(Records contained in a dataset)
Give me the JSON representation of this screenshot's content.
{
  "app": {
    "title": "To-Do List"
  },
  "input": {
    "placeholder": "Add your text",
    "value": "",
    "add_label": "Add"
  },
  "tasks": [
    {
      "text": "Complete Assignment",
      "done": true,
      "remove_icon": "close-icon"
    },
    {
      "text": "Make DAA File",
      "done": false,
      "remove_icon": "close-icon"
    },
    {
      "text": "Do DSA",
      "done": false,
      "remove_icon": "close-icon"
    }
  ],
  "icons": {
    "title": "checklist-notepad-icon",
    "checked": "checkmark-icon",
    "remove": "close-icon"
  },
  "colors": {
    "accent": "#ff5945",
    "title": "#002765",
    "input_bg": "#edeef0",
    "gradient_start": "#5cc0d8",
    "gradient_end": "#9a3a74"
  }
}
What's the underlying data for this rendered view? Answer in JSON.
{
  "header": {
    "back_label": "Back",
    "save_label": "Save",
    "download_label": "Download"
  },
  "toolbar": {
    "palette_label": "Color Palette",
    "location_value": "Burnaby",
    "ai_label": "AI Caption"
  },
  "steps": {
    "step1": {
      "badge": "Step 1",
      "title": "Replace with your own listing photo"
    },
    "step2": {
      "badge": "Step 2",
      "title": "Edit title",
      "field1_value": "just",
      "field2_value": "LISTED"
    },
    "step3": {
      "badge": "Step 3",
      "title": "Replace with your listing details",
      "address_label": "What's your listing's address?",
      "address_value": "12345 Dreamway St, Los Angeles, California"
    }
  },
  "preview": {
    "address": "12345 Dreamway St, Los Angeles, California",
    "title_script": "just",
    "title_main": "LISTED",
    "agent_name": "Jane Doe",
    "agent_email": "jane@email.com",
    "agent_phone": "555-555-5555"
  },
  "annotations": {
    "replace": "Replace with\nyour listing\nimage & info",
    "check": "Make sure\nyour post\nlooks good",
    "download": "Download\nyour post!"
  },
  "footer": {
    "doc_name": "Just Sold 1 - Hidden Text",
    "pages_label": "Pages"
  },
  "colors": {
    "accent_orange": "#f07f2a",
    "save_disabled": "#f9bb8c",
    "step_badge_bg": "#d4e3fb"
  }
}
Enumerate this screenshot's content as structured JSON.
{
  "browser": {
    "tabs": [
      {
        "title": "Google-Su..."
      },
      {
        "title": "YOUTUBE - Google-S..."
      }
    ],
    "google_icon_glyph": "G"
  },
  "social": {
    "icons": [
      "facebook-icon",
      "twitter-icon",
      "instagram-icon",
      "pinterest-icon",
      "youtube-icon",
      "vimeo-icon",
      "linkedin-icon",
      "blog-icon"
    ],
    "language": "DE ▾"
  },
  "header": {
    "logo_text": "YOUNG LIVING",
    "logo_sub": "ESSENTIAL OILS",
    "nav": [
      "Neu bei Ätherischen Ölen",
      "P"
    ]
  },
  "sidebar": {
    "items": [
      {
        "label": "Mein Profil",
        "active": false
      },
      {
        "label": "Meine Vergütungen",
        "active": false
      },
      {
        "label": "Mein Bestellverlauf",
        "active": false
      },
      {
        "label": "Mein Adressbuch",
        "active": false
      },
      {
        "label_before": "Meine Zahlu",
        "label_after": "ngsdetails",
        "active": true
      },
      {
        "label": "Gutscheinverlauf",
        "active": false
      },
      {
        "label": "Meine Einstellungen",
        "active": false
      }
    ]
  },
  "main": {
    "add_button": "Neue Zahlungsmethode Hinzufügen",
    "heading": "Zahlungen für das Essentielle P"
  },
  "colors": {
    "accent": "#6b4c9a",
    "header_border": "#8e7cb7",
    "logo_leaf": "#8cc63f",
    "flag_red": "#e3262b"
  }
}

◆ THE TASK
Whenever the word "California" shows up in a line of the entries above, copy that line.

◆ RESPONSE
      "address_value": "12345 Dreamway St, Los Angeles, California"
    "address": "12345 Dreamway St, Los Angeles, California",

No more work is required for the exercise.